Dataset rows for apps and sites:

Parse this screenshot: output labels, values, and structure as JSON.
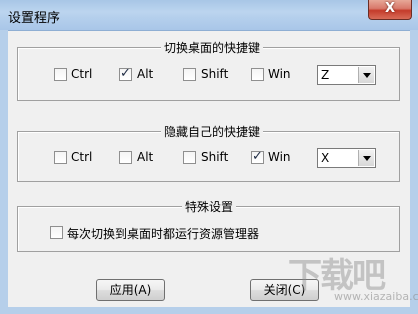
{
  "window": {
    "title": "设置程序",
    "close_label": "X"
  },
  "groups": [
    {
      "legend": "切换桌面的快捷键",
      "checkboxes": [
        {
          "label": "Ctrl",
          "checked": false
        },
        {
          "label": "Alt",
          "checked": true
        },
        {
          "label": "Shift",
          "checked": false
        },
        {
          "label": "Win",
          "checked": false
        }
      ],
      "key": "Z"
    },
    {
      "legend": "隐藏自己的快捷键",
      "checkboxes": [
        {
          "label": "Ctrl",
          "checked": false
        },
        {
          "label": "Alt",
          "checked": false
        },
        {
          "label": "Shift",
          "checked": false
        },
        {
          "label": "Win",
          "checked": true
        }
      ],
      "key": "X"
    },
    {
      "legend": "特殊设置",
      "checkboxes": [
        {
          "label": "每次切换到桌面时都运行资源管理器",
          "checked": false
        }
      ]
    }
  ],
  "buttons": {
    "apply": "应用(A)",
    "close": "关闭(C)"
  },
  "watermark": {
    "big": "下载吧",
    "small": "www.xiazaiba.com"
  }
}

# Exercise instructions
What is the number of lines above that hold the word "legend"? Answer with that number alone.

# Reply to the task
3